The European Commission’s (EC) Scientific Committee on Emerging and Newly Identified Health Risks (SCENIHR) has published its final opinion on the risk assessment of nanosilver in Nanosilver: safety, health and environmental effects and role in antimicrobial resistance. The Committee was asked by the EC ‘whether the use of nanosilver, in particular in medical care and in consumer products, could result in additional risks compared to more traditional uses of silver’. All comments, including those by NIA, have now been made available publicly.
SCENIHR states that no conclusive proof can be given on the risk of exposure to nanosilver – traditionally ‘no clear adverse health effects have been associated with silver exposure in general’, and while some studies indicate there is a risk to humans through direct contact, and that exposure to it could ‘be lifelong’, ‘no information can be found on long-term (low) exposure to silver or silver-containing products in the general population’. Similarly ‘it is unclear how population of bacteria … will change in the presence of low, but significant, amounts of silver and how resistance to silver can become established’, and whether ionic silver will have a significant impact on the environment.
The opinion is based around four terms of reference – they, and SCENIHR’s corresponding responses to them, are provided below:
- ‘What may be the implications of the widespread use of nanosilver for human health and the environment? Please consider direct as well as indirect effects occurring via the distribution into the environment. Does this change the existing assessments for silver in general?’
SCENIHR notes that while ‘human and environmental effects of silver are mainly linked to silver ions’, silver is ‘effectively detoxified’ in the environment as ‘large fractions of the silver reaching the environment will precipitate as silver sulphide’, which ‘is very stable and does not release ionic silver’. Furthermore ‘it is important to note that nanosilver represents probably less than 50% of the silver used as a biocide in consumer products’, that ‘the total amount of silver released from consumer products is generally rather low’, and that ‘nanosilver is only a small fraction of the total amount of silver entering the environment’.
Nevertheless the committee concluded that ‘the widespread (and increasing) use of silver containing products implicates that both consumers and the environment are exposed to new sources of silver’, and that ‘additional effects caused by widespread and long-term use of Ag-NPs cannot be ruled out’.
It mentions that the best described example of exposure to silver in humans is argyria, which is ‘in general considered to be relatively harmless’, but that ‘in vivo and in vitro studies have now indicated that nanosilver exposure leads possibly to genotoxicity, changes in [the] activity of the immune system, and an accumulation of silver in [the] spleen, liver and testes’. Human exposure, SCENIHR notes, ‘may be lifelong’.

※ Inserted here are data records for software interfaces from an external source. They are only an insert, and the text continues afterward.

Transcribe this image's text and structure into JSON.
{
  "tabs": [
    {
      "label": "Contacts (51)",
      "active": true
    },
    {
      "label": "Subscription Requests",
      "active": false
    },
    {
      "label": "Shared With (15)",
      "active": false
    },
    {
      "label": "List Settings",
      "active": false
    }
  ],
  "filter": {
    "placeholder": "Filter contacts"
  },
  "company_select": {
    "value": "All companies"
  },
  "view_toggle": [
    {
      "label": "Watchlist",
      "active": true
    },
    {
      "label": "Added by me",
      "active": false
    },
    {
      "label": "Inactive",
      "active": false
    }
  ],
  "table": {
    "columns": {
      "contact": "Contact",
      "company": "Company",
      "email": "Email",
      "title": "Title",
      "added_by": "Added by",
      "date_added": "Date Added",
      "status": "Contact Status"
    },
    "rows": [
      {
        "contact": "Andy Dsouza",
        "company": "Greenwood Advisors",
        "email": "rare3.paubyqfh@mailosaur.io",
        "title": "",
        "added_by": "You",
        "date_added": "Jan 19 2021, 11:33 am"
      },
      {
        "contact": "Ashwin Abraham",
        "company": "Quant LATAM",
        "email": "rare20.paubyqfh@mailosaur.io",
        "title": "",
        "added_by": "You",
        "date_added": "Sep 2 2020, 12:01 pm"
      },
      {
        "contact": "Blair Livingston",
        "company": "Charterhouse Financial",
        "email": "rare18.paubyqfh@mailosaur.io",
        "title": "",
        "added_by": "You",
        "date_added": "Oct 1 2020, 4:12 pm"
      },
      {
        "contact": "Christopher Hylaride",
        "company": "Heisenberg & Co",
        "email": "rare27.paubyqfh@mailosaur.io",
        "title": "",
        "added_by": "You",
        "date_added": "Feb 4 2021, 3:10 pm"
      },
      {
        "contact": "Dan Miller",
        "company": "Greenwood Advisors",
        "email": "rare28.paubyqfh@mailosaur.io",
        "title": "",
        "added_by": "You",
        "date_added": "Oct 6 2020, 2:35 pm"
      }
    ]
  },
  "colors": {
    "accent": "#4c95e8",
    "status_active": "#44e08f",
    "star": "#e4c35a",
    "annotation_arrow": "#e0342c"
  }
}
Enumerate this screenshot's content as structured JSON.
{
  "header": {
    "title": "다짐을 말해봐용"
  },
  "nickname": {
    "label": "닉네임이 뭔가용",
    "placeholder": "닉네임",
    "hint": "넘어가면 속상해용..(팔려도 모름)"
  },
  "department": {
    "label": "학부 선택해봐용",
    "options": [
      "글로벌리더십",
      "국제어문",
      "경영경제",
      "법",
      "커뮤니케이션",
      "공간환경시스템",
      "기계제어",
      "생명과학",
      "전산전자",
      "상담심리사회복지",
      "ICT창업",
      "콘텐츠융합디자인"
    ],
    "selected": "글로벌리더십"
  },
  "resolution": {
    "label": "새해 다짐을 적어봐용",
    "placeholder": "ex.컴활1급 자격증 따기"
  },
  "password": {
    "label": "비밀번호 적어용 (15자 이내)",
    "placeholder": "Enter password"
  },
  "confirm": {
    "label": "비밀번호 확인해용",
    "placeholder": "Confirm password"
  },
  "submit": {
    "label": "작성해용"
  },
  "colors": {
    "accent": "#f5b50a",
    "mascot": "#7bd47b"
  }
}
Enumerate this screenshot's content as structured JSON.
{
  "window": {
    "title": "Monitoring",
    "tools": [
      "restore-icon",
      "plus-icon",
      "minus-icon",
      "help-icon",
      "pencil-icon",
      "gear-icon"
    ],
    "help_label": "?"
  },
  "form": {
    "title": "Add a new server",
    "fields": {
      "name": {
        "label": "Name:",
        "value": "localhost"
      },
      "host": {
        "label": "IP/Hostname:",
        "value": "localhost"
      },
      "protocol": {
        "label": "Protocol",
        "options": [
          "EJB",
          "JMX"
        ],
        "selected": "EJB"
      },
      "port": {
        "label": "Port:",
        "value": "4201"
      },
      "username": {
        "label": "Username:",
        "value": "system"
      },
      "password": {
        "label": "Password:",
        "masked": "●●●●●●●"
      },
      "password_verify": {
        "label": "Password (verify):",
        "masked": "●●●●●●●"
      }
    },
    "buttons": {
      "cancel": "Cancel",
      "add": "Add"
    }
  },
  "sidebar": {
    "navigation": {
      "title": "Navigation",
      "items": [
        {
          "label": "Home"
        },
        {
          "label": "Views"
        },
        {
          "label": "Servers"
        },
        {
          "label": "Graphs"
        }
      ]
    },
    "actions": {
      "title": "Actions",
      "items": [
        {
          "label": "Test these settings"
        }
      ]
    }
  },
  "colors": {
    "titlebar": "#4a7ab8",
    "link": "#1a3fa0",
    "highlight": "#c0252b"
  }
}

With regards to the environment, silver nanoparticles ‘may be a particularly effective delivery system for silver to organisms in soil, water and sediment and may act as sources of ionic silver over extended periods of time’. Furthermore ‘it has been observed that Ag-NPs act as a source of bioavailable silver, and it cannot be excluded that Ag-NPs represent a new source of environmental exposure to silver that delivers to organisms in a way that is not effective for other forms of silver’.
- ‘Could the widespread use of nanosilver, in particular in medical care and in consumer products, increase the risk of selecting Ag resistance micro-organisms? Could the widespread use of nanosilver create cross-resistance in micro-organisms?’
SCENIHR comments that ‘there is a paucity of information’ on this topic and that more information is needed to better understand it. It notes that ‘no documentation is available’ on the ‘hazard associated with the dissemination of the resistance mechanisms’, which represents ‘a serious gap of knowledge’. The committee does caution that ‘since other NPs have been shown to substantially increase the horizontal gene transfer between bacteria, which is extremely relevant for developing resistance’, particular attention should be made to study whether silver nanoparticles do the same.
- ‘To what extent may the widespread use of nanosilver and the possible increase of resistant micro-organisms reduce the nanosilver’s efficacy?’
The committee notes that there is not enough information to ‘allow for the formulation of a definite answer’. Furthermore as ‘the mechanisms resulting in Ag-NPs resistance are not well understood, it is not possible at this time to estimate whether or not resistance will increase and spread in view of a more widespread use of nanosilver in products’.
- ‘Are there any other safety, health and environmental effects of nanosilver?’
SCENIHR states that, on the one hand, ‘no clear adverse health effects have been associated with silver exposure in general’, but on the other, ‘no information can be found on long-term (low) exposure to silver or silver-containing products in the general population’. Similarly for bacteria, ‘it is unclear how population of bacteria … will change in the presence of low, but significant, amounts of silver and how resistance to silver can become established’.
Follow this link to read the full SCENIHR opinion on nanosilver, and this to read comments submitted by external organisations, including by NIA, on drafts of the opinion.